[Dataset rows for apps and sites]
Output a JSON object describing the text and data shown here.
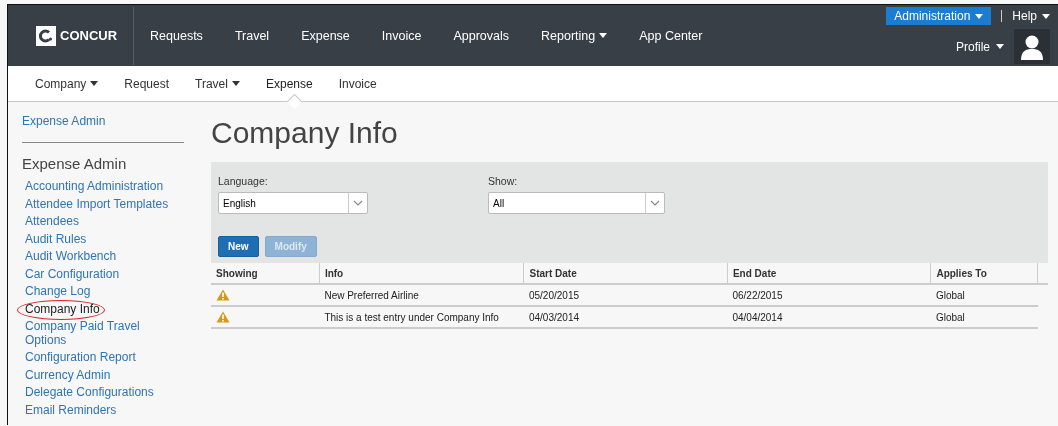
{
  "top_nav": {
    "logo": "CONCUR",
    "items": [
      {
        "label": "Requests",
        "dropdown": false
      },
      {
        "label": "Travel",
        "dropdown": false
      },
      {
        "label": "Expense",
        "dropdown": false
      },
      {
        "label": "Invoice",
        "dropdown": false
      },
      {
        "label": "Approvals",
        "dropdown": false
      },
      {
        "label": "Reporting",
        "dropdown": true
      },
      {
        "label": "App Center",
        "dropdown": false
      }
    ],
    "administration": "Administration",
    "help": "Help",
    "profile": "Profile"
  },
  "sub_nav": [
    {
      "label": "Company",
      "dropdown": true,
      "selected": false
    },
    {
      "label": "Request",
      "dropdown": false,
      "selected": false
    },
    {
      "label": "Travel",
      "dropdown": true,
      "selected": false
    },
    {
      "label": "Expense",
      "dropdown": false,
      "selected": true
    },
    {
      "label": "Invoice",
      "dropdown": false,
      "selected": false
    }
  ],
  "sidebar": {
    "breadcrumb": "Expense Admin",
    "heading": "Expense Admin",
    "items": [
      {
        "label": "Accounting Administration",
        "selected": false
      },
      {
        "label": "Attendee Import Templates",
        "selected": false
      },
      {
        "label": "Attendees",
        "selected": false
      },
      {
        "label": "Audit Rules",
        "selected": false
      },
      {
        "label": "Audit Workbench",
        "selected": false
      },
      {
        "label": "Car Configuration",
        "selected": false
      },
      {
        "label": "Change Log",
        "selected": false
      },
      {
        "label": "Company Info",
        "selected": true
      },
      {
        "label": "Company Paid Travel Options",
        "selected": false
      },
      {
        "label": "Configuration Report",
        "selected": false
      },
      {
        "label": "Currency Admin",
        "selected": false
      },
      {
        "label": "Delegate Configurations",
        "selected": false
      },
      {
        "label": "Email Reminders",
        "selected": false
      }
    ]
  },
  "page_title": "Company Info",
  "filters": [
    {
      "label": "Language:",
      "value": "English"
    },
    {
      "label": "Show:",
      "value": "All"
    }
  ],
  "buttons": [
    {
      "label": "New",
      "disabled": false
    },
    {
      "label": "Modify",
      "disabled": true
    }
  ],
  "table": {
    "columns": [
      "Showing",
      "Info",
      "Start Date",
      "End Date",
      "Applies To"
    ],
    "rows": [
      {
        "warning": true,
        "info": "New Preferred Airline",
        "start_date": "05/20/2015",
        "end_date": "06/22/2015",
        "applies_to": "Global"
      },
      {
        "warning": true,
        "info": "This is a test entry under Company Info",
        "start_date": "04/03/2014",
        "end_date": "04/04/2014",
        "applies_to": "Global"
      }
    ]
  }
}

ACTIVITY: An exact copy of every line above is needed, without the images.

REPLY:
Output a JSON object describing the text and data shown here.
{
  "top_nav": {
    "logo": "CONCUR",
    "items": [
      {
        "label": "Requests",
        "dropdown": false
      },
      {
        "label": "Travel",
        "dropdown": false
      },
      {
        "label": "Expense",
        "dropdown": false
      },
      {
        "label": "Invoice",
        "dropdown": false
      },
      {
        "label": "Approvals",
        "dropdown": false
      },
      {
        "label": "Reporting",
        "dropdown": true
      },
      {
        "label": "App Center",
        "dropdown": false
      }
    ],
    "administration": "Administration",
    "help": "Help",
    "profile": "Profile"
  },
  "sub_nav": [
    {
      "label": "Company",
      "dropdown": true,
      "selected": false
    },
    {
      "label": "Request",
      "dropdown": false,
      "selected": false
    },
    {
      "label": "Travel",
      "dropdown": true,
      "selected": false
    },
    {
      "label": "Expense",
      "dropdown": false,
      "selected": true
    },
    {
      "label": "Invoice",
      "dropdown": false,
      "selected": false
    }
  ],
  "sidebar": {
    "breadcrumb": "Expense Admin",
    "heading": "Expense Admin",
    "items": [
      {
        "label": "Accounting Administration",
        "selected": false
      },
      {
        "label": "Attendee Import Templates",
        "selected": false
      },
      {
        "label": "Attendees",
        "selected": false
      },
      {
        "label": "Audit Rules",
        "selected": false
      },
      {
        "label": "Audit Workbench",
        "selected": false
      },
      {
        "label": "Car Configuration",
        "selected": false
      },
      {
        "label": "Change Log",
        "selected": false
      },
      {
        "label": "Company Info",
        "selected": true
      },
      {
        "label": "Company Paid Travel Options",
        "selected": false
      },
      {
        "label": "Configuration Report",
        "selected": false
      },
      {
        "label": "Currency Admin",
        "selected": false
      },
      {
        "label": "Delegate Configurations",
        "selected": false
      },
      {
        "label": "Email Reminders",
        "selected": false
      }
    ]
  },
  "page_title": "Company Info",
  "filters": [
    {
      "label": "Language:",
      "value": "English"
    },
    {
      "label": "Show:",
      "value": "All"
    }
  ],
  "buttons": [
    {
      "label": "New",
      "disabled": false
    },
    {
      "label": "Modify",
      "disabled": true
    }
  ],
  "table": {
    "columns": [
      "Showing",
      "Info",
      "Start Date",
      "End Date",
      "Applies To"
    ],
    "rows": [
      {
        "warning": true,
        "info": "New Preferred Airline",
        "start_date": "05/20/2015",
        "end_date": "06/22/2015",
        "applies_to": "Global"
      },
      {
        "warning": true,
        "info": "This is a test entry under Company Info",
        "start_date": "04/03/2014",
        "end_date": "04/04/2014",
        "applies_to": "Global"
      }
    ]
  }
}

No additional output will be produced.